Initially, he readily rejected Confucian heritage but his attachment to this principle quickly reached its limits. As he explains: “You should never deny your sociocultural heritage. At the beginning, I wanted to create a society with more independent employees. When I delegated, the staff didn’t manage to do what I wanted. They didn’t know how to manage because since childhood they have learned a single model based on compliance with authority. Sometimes you have to accept your heritage even if it’s not the most efficient way of doing things. It’s a question of balance. You need to decide on a case-by-case basis, keeping in mind that I also needed to develop as a company manager.
A nickname to overcome the notion of hierarchy
To overcome the notion of hierarchy and the system of honorary titles, each employee has a nickname. The rule is simple: a consonant combined with a repeated vowel (please see the photo opposite). The idea came about one day when his staff were joking around and nicknamed him Toutou. In the name of equality, he decided that from now on each staff member would also be called by a nickname. Overnight, the offices were decked out with signs to show each person’s nickname, in defiance of the established system of honorary titles, and titles linked to age such as Big Brother or little sister, often found in the Korean language.
In a further attempt to move away from a pyramid structure in which the boss is all-knowing and omnipotent, a non-hierarchical organisational system operates on a project-specific basis. Five department managers including himself manage teams in which everyone works on projects, with no notion of hierarchy. To take this further, he has delegated the recruitment function, which is now managed by co-optation. When jobs are created, it is the employee with whom the new recruit will be working who has the task of finding his future work mate. Full responsibility is shouldered by the person recruiting him. If he makes a mistake, this will have an impact on his future career prospects.

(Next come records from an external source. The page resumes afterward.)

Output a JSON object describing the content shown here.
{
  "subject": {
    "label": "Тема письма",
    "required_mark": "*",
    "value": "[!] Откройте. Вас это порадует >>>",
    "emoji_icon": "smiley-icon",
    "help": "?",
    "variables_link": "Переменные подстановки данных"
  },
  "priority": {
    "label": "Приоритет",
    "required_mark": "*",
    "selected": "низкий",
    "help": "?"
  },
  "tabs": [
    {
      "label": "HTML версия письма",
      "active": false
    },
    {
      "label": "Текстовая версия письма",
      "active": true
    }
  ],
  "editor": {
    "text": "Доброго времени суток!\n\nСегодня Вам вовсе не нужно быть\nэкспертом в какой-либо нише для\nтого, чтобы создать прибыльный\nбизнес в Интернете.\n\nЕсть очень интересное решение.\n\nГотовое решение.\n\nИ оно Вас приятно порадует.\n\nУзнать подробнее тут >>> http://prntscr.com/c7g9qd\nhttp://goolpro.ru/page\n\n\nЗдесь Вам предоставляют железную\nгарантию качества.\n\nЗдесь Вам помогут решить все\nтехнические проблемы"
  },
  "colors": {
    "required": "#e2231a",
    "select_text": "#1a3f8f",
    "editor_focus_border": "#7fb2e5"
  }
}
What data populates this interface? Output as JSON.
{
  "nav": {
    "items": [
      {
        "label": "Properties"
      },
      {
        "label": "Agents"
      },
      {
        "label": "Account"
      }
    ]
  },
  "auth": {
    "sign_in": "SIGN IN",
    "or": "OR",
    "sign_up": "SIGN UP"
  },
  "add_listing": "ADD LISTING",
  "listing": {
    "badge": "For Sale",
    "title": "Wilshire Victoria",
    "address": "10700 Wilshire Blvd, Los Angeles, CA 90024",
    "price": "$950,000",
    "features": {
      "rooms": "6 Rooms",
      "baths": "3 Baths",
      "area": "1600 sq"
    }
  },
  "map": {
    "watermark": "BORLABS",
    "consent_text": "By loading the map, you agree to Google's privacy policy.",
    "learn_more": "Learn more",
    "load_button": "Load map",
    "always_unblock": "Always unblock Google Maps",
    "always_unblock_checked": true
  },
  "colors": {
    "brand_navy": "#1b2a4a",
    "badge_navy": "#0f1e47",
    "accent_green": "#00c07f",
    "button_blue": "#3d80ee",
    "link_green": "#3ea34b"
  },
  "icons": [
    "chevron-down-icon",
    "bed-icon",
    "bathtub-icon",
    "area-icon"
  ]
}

Working hours in Korea
Working late is a constant feature of South Korean life and Bookpal is no exception to the rule. Hyung-seok hated seeing people eating snacks in a corner of the office for lunch. He therefore sent them all outside even if this took longer. However, the staff opposed this, as eating quickly is a way to save time and to get back home earlier in the evening. He sees this as a symptomatic example: “It’s important to find the right balance. If I am unable, because the company is too small, to create an in-house restaurant with resident chef, in other words if I am unable to propose a solution, then I should not judge or criticise their attitude”.

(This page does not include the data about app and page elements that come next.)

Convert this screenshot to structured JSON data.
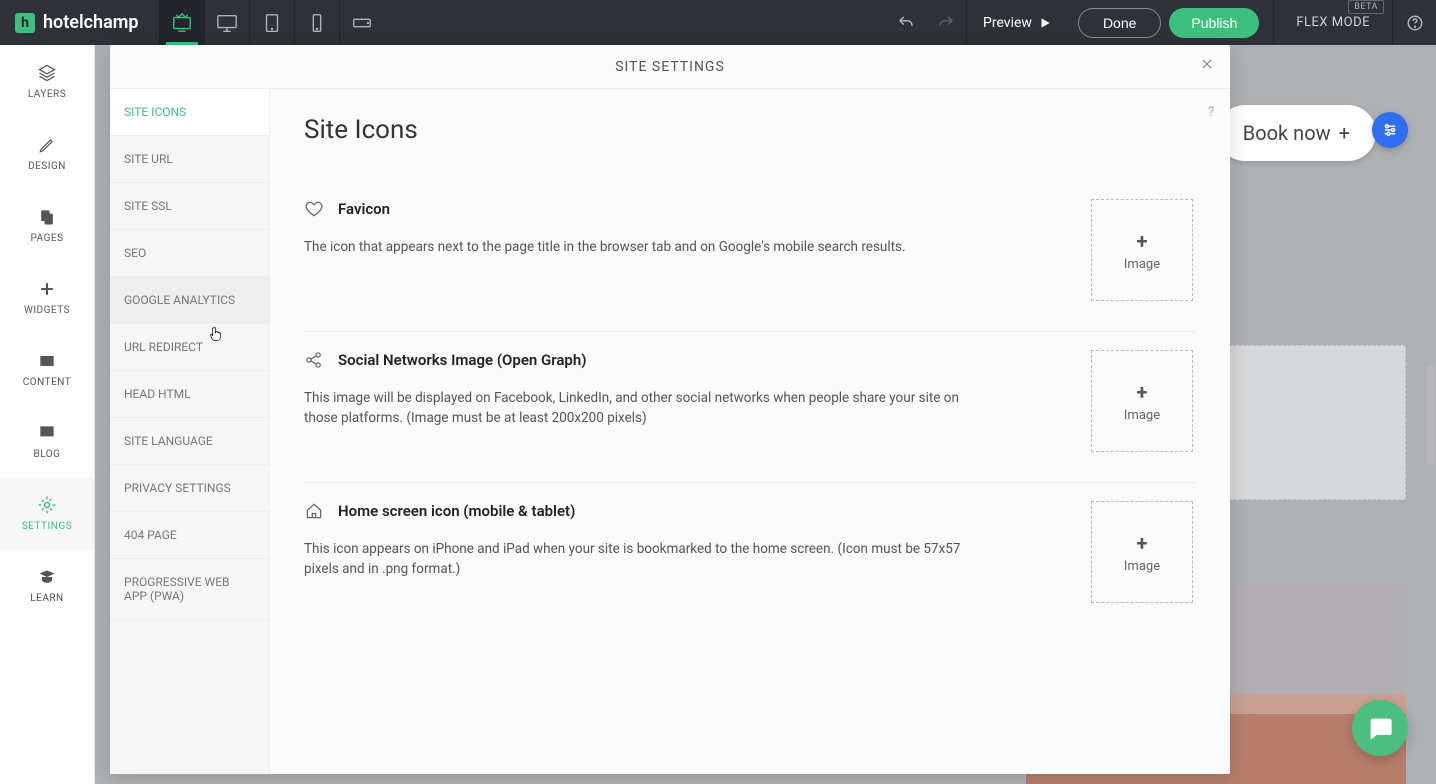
{
  "brand": {
    "logo_letter": "h",
    "name": "hotelchamp"
  },
  "topbar": {
    "preview": "Preview",
    "done": "Done",
    "publish": "Publish",
    "flexmode": "FLEX MODE",
    "beta": "BETA"
  },
  "leftnav": {
    "items": [
      {
        "label": "LAYERS"
      },
      {
        "label": "DESIGN"
      },
      {
        "label": "PAGES"
      },
      {
        "label": "WIDGETS"
      },
      {
        "label": "CONTENT"
      },
      {
        "label": "BLOG"
      },
      {
        "label": "SETTINGS"
      },
      {
        "label": "LEARN"
      }
    ]
  },
  "modal": {
    "title": "SITE SETTINGS",
    "help": "?",
    "nav": [
      "SITE ICONS",
      "SITE URL",
      "SITE SSL",
      "SEO",
      "GOOGLE ANALYTICS",
      "URL REDIRECT",
      "HEAD HTML",
      "SITE LANGUAGE",
      "PRIVACY SETTINGS",
      "404 PAGE",
      "PROGRESSIVE WEB APP (PWA)"
    ],
    "content": {
      "title": "Site Icons",
      "sections": [
        {
          "title": "Favicon",
          "desc": "The icon that appears next to the page title in the browser tab and on Google's mobile search results.",
          "drop_plus": "+",
          "drop_label": "Image"
        },
        {
          "title": "Social Networks Image (Open Graph)",
          "desc": "This image will be displayed on Facebook, LinkedIn, and other social networks when people share your site on those platforms. (Image must be at least 200x200 pixels)",
          "drop_plus": "+",
          "drop_label": "Image"
        },
        {
          "title": "Home screen icon (mobile & tablet)",
          "desc": "This icon appears on iPhone and iPad when your site is bookmarked to the home screen. (Icon must be 57x57 pixels and in .png format.)",
          "drop_plus": "+",
          "drop_label": "Image"
        }
      ]
    }
  },
  "canvas": {
    "booknow": "Book now",
    "booknow_plus": "+"
  }
}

Bookpal is an example among many others. Many successful companies are carrying out managerial experiments. Often medium-sized businesses, present in a specific market, they don’t need to focus on massive expansion. These managers often have innovative ideas and invest in their workforce: including installing a swimming pool, a steam bath, or the possibility take as much holiday as you like, etc… Jennifer Soft is a textbook example, with all the profits generated by the company being reinvested for the good of its staff.
And although small businesses are often test beds for new approaches, major firms are starting to review their organisational structures and the way they manage their human resources. Managerial practices which run counter to the stereotypical image of a Korean company.